There are many challenges around application management in the enterprise that can be attacked in many ways. An Application Owner program gets its tentacles into addressing many of them, but it is seldom the single answer to the problem on its own. Application Owner programs frequently target one or more of these three major goals: increasing security, addressing challenges around app hygiene, and increasing overall visibility.
More eyes are better, but it doesn’t mean you don’t need one or more security scanners and tools to help identify risks to your environment. Having a dedicated human proactively checking on updates and news from the vendor can be a great way to get ahead of issues related to security risk, which can effectively reduce the number of instances where vulnerable applications are detected in your environment.
Identifying the existence of a new version and its potential security impact is a huge benefit of an application owner program but must be considered a part of a broader approach. Is there a security update? Let’s get an update out! Is there a vulnerability detected on an endpoint? Let’s get an update out! Is there a virus detected on an endpoint? Is there malicious activity detected on an endpoint?
Every organization needs to have solutions in place to address a broader range of security risks and capture things that are out of scope or otherwise slip by application owners. Multiple tools and multiple stakeholders together represent a wise, best-practice approach to reducing security risk overall.
Improved application hygiene
Application hygiene is frequently a challenge and certainly isn’t one an application owner can be expected to solve. While an application owner can help with awareness of what should be done with their application, remediation may be delayed or deferred for reasons outside their control. From an application owner’s perspective, the update suggestions they communicate may seem the most critical, but that will often not be the case when the larger picture is considered. Still, it is valuable to have a champion for an update to help drive action and help hold the organization accountable.
For example, “version spawl,” whereby there are multiple versions of the same program deployed, has understood consequences related to security and support that expose themselves as a risk to the organization. Having individual application owners chase down the status of individual tickets to address the problem is far better than having such remain a back-burner task for the desktop management team, which sees it as one large low-priority backlog item that may never get attention.
Even when it comes time to update applications that are end of life, it isn’t easy to prioritize the effort due to the size of the problem. This doesn’t mean the application with the loudest and most demanding application owners should win, but several individual advocates working to justify prioritization equate to an effective way to tackle large problems like these.
Visibility at scale

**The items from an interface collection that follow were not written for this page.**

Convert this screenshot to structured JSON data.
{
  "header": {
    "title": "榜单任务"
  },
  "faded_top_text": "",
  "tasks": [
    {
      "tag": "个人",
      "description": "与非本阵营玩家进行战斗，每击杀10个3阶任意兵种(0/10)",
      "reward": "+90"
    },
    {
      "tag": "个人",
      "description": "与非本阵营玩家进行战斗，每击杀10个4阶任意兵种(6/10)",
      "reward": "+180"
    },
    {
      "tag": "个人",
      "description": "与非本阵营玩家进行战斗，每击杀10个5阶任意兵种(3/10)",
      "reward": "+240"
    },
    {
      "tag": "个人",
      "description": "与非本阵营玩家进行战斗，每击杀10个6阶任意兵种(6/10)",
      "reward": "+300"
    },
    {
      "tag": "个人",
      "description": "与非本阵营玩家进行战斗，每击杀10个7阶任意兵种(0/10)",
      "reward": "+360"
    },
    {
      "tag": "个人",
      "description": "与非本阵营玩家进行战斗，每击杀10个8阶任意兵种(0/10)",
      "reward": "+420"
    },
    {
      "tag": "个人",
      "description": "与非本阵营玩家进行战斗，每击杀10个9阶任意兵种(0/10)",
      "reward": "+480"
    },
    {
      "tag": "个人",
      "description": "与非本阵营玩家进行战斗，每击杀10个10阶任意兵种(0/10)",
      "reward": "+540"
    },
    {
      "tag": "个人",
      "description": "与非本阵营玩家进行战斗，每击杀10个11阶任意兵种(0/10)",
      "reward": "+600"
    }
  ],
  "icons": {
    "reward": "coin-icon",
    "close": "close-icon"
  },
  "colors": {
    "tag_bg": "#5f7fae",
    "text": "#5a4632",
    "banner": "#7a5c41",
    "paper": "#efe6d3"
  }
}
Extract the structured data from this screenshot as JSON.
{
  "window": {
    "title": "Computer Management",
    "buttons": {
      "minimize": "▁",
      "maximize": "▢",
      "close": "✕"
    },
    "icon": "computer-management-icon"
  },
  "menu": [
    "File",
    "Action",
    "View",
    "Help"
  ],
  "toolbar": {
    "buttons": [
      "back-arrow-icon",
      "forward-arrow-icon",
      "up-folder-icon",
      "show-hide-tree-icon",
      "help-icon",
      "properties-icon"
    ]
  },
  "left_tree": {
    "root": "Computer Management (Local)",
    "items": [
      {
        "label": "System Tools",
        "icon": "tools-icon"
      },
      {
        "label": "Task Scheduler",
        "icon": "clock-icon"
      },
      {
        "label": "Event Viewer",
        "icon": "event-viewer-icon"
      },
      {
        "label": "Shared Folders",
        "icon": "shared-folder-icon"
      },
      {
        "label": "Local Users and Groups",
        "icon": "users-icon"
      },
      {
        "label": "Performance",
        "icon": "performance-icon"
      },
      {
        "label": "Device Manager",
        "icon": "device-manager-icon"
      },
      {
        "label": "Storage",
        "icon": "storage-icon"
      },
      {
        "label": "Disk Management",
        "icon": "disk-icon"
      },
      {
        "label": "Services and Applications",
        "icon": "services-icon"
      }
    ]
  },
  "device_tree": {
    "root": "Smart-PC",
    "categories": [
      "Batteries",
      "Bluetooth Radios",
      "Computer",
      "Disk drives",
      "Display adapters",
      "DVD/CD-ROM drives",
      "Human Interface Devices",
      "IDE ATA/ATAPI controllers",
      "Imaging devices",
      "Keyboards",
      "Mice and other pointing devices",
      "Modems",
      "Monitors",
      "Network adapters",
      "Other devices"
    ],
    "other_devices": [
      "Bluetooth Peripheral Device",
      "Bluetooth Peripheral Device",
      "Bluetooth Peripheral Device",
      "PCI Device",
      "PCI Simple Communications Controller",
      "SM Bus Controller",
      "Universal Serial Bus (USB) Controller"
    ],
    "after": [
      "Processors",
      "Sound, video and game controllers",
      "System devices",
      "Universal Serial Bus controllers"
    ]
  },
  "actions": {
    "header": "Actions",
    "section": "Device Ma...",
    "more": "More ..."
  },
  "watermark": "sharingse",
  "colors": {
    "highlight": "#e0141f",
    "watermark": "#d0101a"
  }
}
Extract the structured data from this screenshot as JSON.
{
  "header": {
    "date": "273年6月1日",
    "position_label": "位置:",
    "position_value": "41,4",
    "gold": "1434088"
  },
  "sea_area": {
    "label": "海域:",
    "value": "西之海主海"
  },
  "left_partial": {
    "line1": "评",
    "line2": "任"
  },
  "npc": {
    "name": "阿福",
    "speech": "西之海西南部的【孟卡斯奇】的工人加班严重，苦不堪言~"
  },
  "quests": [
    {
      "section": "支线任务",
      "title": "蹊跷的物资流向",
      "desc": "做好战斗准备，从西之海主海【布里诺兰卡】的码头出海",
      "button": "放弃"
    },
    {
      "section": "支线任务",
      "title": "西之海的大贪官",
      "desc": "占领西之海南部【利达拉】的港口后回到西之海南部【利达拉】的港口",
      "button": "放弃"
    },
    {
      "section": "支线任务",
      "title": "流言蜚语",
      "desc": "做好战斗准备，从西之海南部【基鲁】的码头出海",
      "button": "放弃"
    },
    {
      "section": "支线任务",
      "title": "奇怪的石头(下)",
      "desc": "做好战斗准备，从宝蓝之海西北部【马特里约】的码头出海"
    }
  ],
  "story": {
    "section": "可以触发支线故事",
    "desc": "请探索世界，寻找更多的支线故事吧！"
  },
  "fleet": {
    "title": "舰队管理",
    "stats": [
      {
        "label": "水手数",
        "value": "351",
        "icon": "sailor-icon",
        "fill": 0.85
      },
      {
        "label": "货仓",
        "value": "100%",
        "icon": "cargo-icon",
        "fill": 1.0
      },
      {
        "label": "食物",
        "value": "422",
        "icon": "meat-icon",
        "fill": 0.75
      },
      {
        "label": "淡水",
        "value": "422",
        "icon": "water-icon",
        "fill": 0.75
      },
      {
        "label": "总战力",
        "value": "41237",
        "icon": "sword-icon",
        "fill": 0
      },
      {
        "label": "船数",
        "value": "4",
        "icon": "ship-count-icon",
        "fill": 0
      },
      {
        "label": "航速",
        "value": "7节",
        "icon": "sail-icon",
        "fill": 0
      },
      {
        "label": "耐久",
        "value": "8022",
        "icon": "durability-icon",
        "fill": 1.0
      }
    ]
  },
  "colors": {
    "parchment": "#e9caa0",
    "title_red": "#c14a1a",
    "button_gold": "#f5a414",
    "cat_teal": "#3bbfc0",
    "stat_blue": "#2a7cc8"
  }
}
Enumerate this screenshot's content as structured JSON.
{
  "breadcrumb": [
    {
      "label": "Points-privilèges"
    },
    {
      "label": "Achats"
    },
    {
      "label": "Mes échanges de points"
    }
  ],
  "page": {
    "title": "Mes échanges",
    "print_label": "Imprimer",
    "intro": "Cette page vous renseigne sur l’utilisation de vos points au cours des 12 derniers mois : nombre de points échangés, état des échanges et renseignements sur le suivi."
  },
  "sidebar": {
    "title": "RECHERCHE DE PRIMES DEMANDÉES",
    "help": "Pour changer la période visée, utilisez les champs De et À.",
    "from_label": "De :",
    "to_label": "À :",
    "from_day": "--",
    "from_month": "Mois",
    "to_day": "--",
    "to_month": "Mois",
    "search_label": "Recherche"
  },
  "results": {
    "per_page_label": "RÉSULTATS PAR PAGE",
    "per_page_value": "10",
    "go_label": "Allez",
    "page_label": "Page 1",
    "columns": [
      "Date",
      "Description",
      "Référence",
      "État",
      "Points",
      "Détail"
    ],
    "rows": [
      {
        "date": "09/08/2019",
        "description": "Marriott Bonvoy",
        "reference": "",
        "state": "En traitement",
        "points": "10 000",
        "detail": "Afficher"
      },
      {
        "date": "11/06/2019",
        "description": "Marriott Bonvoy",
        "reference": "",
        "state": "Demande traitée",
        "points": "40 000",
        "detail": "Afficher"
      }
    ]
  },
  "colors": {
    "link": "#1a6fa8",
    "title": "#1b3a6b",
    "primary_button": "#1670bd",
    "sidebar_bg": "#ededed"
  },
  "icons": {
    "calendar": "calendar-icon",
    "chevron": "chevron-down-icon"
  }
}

Even with a focused team dedicated to reviewing and remediating application issues, in an environment with hundreds of applications, it just doesn't scale well to have a small team trying to keep an eye on them all. By assigning applications to individuals, even just the responsibilities of an application monitor can pay huge dividends. Consider the simple practice of subscribing to announcements for a software vendor to keep up with news and new releases. Having emails coming in about each application to single (or even just a few) email accounts would quickly become noise nobody would review, while such content is easily manageable individually.
In other articles, we’ll regularly touch on the goals and benefits of application owner programs as well as the challenges and solutions in achieving them. Subscribe to be notified about the publishing of future articles.